“Unifying nationalism”< /h2>

The report on the relaunch of the PLQ, entitled “Assert, gather, prosper”, suggests in particular that the formation relies on an “affirmation project” of Quebec to renew itself.

< p>Among the Committee's 41 proposals is a draft Quebec Constitution, as reported by Le Devoir at the end of September. This document would contain “the rules, norms and constitutional conventions governing Quebec” and would “explicitly state the values ​​and Quebec identity.”

According to Mr. Pratt, this is an idea attractive to Quebecers. “It makes me dream to see that Quebec will assert itself on the Canadian and international scene. I think that’s what Quebecers want today,” he said.

The document also recommends that the training led by Marc Tanguay propose “the adoption of a law on interculturalism which would define the principles and conditions on which the integration of newcomers, the development of cultural diversity and the “living together”, in addition to demanding the repatriation of temporary immigration powers to Quebec and supporting the idea of ​​reforming the voting system.

The report will not be binding on the future leader of the political party.


From the North Shore, where he participated in the inauguration of the Romaine hydroelectric complex, former Liberal leader Jean Charest , who had also been consulted with a view to issuing the report, said he was “impressed” by the work of the Committee.

He still recognizes himself in today's PLQ, despite the fact that the report puts forward a draft Constitution of Quebec, which is “not an idea [that] he had espoused” at the time. era. “I believe a lot in the Liberal Party of Quebec. On the political scene, the Liberal Party of Quebec has a very important place. For democracy, it’s very healthy,” underlined the former prime minister.

Beauchemin will be on the general council


The PLQ leadership race only had one potential candidate last week: MP Frédéric Beauchemin. However, a complaint for psychological harassment lodged against him by the president of the young liberals, Élyse Moisan, changes the situation. Mr. Beauchemin was temporarily excluded from the Liberal caucus this weekend after the interim leader of the party, Marc Tanguay, became aware of the complaint.

The elected representative of Marguerite-Bourgeoys denies outright the allegations, according to which he and his team were harassing, intimidating and threatening towards Ms. Moisan, who is also a researcher for the PLQ in the National Assembly. He also plans to go to the party's general council this weekend.

Questioned about his presence on Thursday, Marc Tanguay simply said that “any member can participate in the general council.”

Is Mr. Beauchemin's possible candidacy for a leadership race in question? “The party has internal policies and processes which are also confidential,” said PLQ President Rafael P. Ferraro. “I can’t say more about what happens next. »

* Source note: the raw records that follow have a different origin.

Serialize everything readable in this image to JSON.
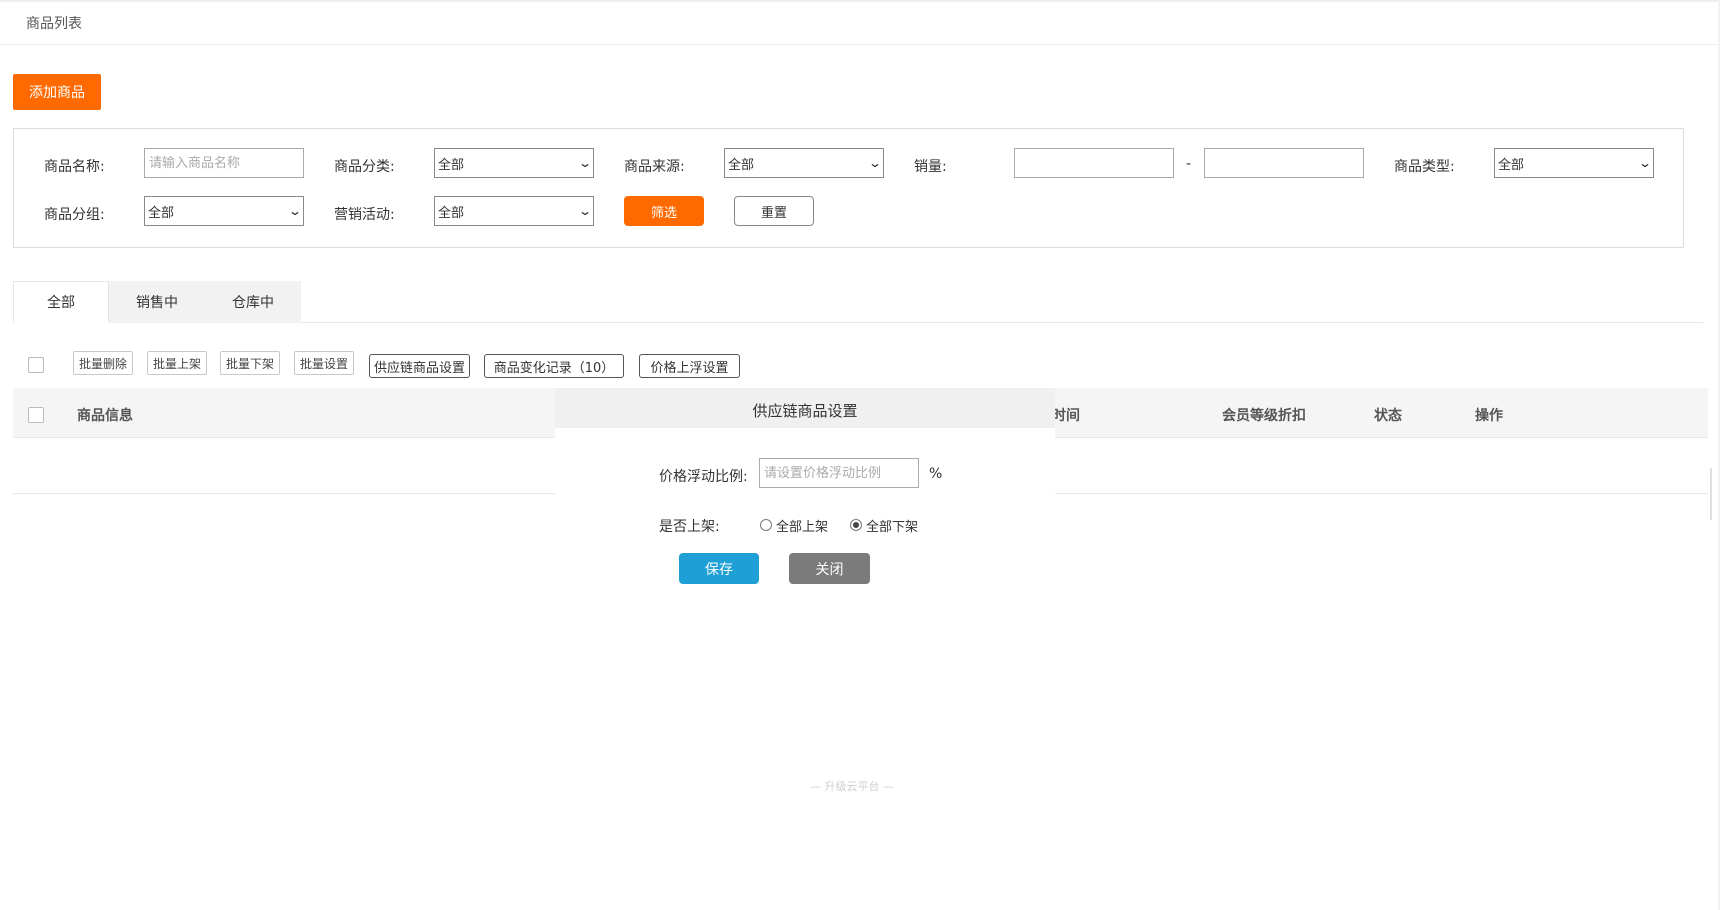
{
  "page": {
    "title": "商品列表"
  },
  "toolbar": {
    "add_label": "添加商品"
  },
  "filters": {
    "name_label": "商品名称:",
    "name_placeholder": "请输入商品名称",
    "category_label": "商品分类:",
    "category_value": "全部",
    "source_label": "商品来源:",
    "source_value": "全部",
    "sales_label": "销量:",
    "sales_separator": "-",
    "type_label": "商品类型:",
    "type_value": "全部",
    "group_label": "商品分组:",
    "group_value": "全部",
    "promo_label": "营销活动:",
    "promo_value": "全部",
    "filter_label": "筛选",
    "reset_label": "重置"
  },
  "tabs": [
    {
      "label": "全部",
      "active": true
    },
    {
      "label": "销售中",
      "active": false
    },
    {
      "label": "仓库中",
      "active": false
    }
  ],
  "batch": {
    "delete": "批量删除",
    "on_shelf": "批量上架",
    "off_shelf": "批量下架",
    "settings": "批量设置",
    "supply_chain": "供应链商品设置",
    "change_log": "商品变化记录（10）",
    "price_float": "价格上浮设置"
  },
  "table": {
    "headers": [
      "商品信息",
      "时间",
      "会员等级折扣",
      "状态",
      "操作"
    ]
  },
  "modal": {
    "title": "供应链商品设置",
    "ratio_label": "价格浮动比例:",
    "ratio_placeholder": "请设置价格浮动比例",
    "percent": "%",
    "shelf_label": "是否上架:",
    "options": [
      {
        "label": "全部上架",
        "checked": false
      },
      {
        "label": "全部下架",
        "checked": true
      }
    ],
    "save_label": "保存",
    "close_label": "关闭"
  },
  "footer": {
    "text": "— 升级云平台 —"
  },
  "colors": {
    "accent": "#ff6a00",
    "primary": "#1e9fd6",
    "secondary": "#7b7b7b"
  }
}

With Alexandre Robillard

Teilor Stone

By Teilor Stone

Teilor Stone has been a reporter on the news desk since 2013. Before that she wrote about young adolescence and family dynamics for Styles and was the legal affairs correspondent for the Metro desk. Before joining Thesaxon , Teilor Stone worked as a staff writer at the Village Voice and a freelancer for Newsday, The Wall Street Journal, GQ and Mirabella. To get in touch, contact me through my teilor@nizhtimes.com 1-800-268-7116